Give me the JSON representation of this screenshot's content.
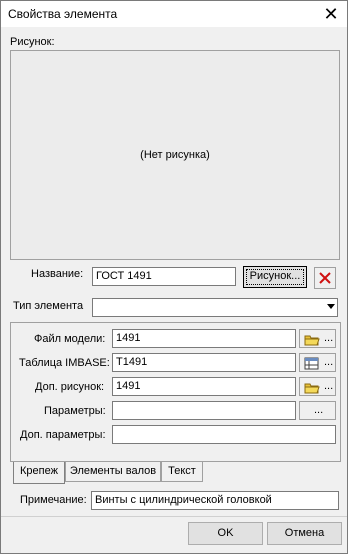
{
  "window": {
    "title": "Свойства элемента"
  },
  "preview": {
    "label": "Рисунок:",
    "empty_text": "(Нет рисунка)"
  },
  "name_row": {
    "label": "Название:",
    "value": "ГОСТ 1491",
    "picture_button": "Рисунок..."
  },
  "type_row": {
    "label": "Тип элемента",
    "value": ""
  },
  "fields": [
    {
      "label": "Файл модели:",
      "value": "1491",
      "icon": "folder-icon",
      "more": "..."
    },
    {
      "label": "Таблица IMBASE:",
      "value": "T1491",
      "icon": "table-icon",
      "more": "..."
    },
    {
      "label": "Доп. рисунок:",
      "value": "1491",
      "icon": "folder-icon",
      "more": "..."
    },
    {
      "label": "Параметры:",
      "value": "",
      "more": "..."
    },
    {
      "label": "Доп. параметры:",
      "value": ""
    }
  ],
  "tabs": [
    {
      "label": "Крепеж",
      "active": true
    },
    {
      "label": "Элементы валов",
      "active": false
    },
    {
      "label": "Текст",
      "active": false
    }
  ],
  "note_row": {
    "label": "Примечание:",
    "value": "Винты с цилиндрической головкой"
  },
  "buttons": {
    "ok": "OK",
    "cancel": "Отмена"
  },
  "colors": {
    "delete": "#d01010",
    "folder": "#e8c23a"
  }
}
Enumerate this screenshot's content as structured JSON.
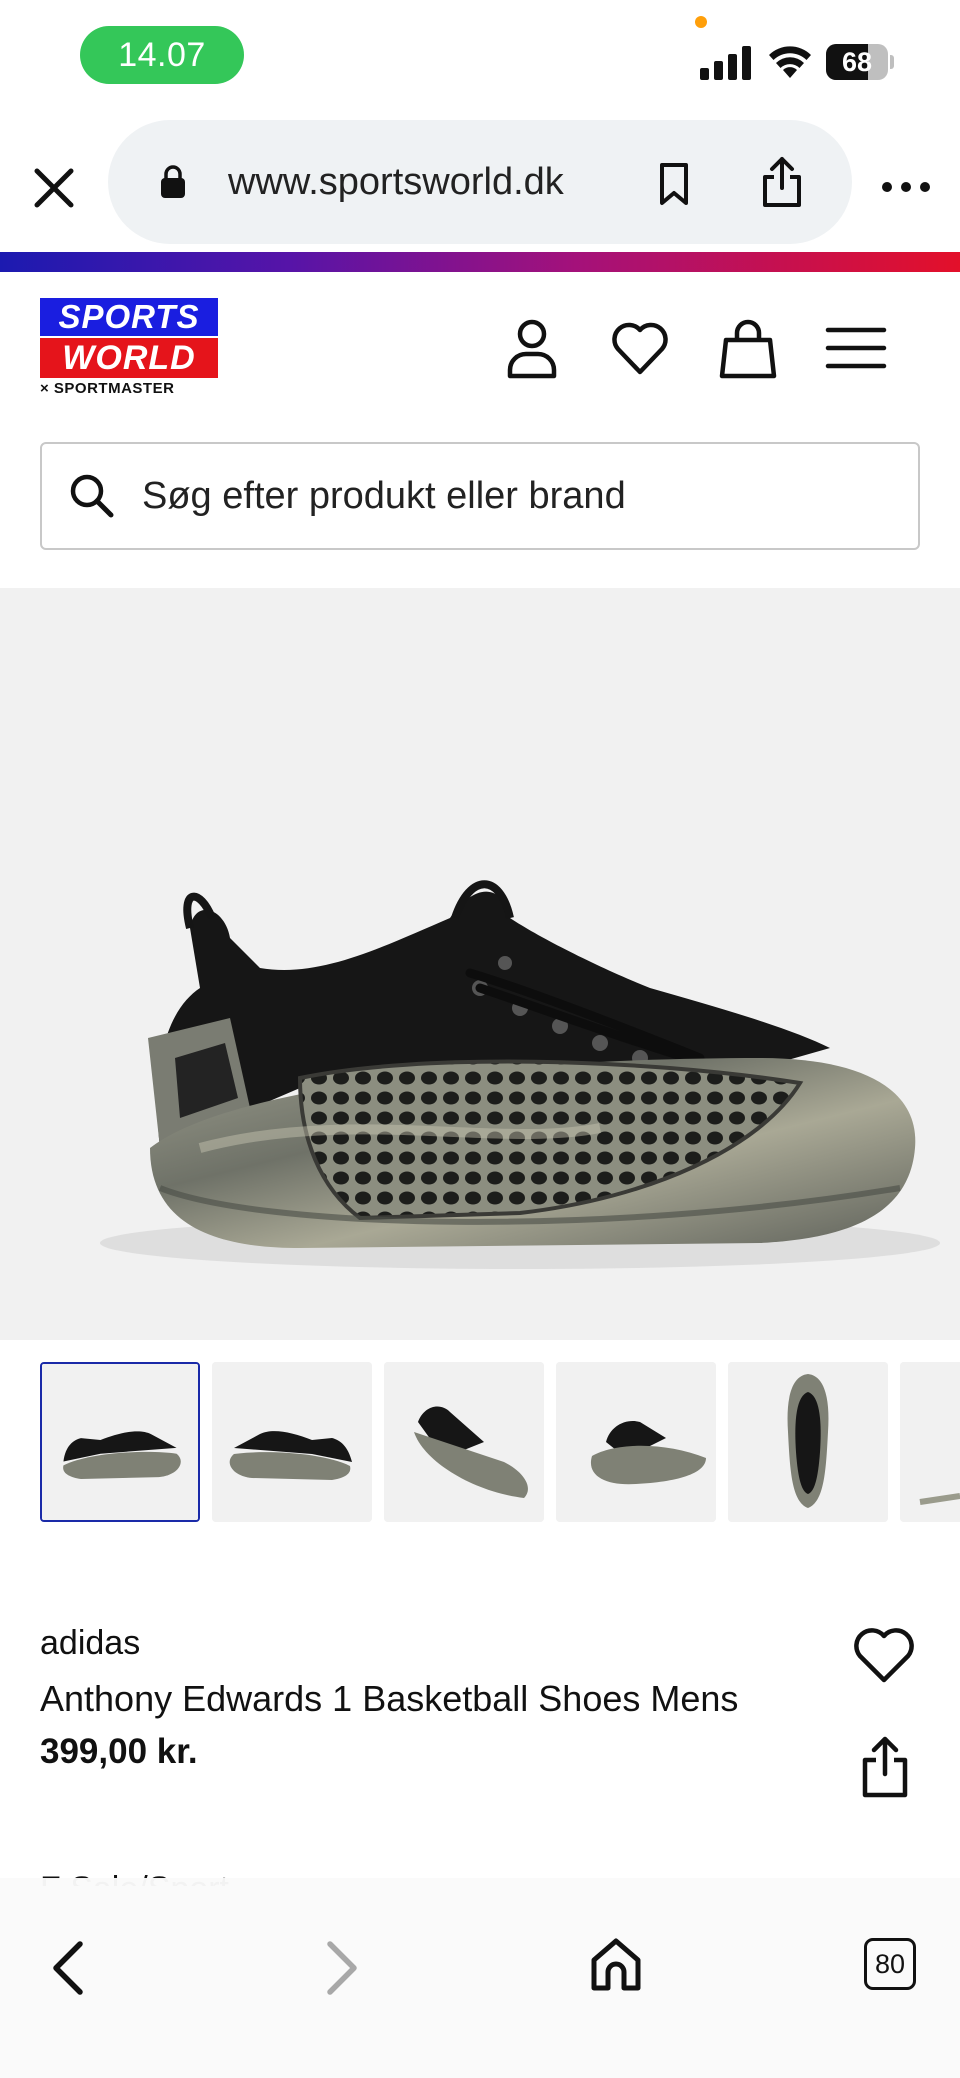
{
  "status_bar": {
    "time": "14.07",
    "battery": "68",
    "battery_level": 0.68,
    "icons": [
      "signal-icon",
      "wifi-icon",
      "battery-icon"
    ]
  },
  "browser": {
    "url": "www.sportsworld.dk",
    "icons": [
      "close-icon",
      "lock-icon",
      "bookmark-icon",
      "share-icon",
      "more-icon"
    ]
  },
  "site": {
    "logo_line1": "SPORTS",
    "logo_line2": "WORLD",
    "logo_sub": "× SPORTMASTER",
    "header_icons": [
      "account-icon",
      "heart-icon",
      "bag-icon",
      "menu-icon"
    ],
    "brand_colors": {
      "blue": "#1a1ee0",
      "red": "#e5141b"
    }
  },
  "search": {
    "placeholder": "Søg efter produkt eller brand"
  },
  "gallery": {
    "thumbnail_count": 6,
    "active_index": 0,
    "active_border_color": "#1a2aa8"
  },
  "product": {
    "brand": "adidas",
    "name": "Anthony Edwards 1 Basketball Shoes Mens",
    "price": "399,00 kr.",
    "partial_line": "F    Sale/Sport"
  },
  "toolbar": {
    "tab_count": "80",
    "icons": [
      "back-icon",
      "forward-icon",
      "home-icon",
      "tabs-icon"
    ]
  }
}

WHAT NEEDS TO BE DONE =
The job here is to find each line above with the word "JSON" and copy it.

WRITTEN SOLUTION =
Give me the JSON representation of this screenshot's content.
Enumerate this screenshot's content as structured JSON.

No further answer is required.